Dataset rows describing interfaces
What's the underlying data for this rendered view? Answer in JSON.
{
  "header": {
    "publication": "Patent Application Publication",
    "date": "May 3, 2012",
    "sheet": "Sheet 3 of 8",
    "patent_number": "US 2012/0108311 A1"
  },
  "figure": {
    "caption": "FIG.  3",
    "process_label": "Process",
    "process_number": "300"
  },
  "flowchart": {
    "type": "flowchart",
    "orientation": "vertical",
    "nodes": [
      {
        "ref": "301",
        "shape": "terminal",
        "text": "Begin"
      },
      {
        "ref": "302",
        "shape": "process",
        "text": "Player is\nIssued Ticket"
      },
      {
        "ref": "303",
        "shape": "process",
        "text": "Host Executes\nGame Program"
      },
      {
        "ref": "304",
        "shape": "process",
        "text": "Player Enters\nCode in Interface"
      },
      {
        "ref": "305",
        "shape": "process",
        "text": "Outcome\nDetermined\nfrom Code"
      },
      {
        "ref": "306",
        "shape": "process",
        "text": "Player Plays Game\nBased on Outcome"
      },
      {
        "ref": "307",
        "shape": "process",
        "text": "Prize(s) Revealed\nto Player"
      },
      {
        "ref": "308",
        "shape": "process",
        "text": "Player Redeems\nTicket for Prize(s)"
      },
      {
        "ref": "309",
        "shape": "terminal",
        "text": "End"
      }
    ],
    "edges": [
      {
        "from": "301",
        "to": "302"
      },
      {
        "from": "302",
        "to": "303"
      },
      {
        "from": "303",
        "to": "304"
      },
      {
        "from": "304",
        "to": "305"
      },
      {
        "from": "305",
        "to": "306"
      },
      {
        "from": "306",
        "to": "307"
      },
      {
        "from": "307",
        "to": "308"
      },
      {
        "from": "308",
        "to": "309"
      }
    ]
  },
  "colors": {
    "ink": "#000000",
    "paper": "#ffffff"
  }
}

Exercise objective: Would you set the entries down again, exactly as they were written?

Expected answer:
What's the underlying data for this rendered view? Answer in JSON.
{
  "header": {
    "publication": "Patent Application Publication",
    "date": "May 3, 2012",
    "sheet": "Sheet 3 of 8",
    "patent_number": "US 2012/0108311 A1"
  },
  "figure": {
    "caption": "FIG.  3",
    "process_label": "Process",
    "process_number": "300"
  },
  "flowchart": {
    "type": "flowchart",
    "orientation": "vertical",
    "nodes": [
      {
        "ref": "301",
        "shape": "terminal",
        "text": "Begin"
      },
      {
        "ref": "302",
        "shape": "process",
        "text": "Player is\nIssued Ticket"
      },
      {
        "ref": "303",
        "shape": "process",
        "text": "Host Executes\nGame Program"
      },
      {
        "ref": "304",
        "shape": "process",
        "text": "Player Enters\nCode in Interface"
      },
      {
        "ref": "305",
        "shape": "process",
        "text": "Outcome\nDetermined\nfrom Code"
      },
      {
        "ref": "306",
        "shape": "process",
        "text": "Player Plays Game\nBased on Outcome"
      },
      {
        "ref": "307",
        "shape": "process",
        "text": "Prize(s) Revealed\nto Player"
      },
      {
        "ref": "308",
        "shape": "process",
        "text": "Player Redeems\nTicket for Prize(s)"
      },
      {
        "ref": "309",
        "shape": "terminal",
        "text": "End"
      }
    ],
    "edges": [
      {
        "from": "301",
        "to": "302"
      },
      {
        "from": "302",
        "to": "303"
      },
      {
        "from": "303",
        "to": "304"
      },
      {
        "from": "304",
        "to": "305"
      },
      {
        "from": "305",
        "to": "306"
      },
      {
        "from": "306",
        "to": "307"
      },
      {
        "from": "307",
        "to": "308"
      },
      {
        "from": "308",
        "to": "309"
      }
    ]
  },
  "colors": {
    "ink": "#000000",
    "paper": "#ffffff"
  }
}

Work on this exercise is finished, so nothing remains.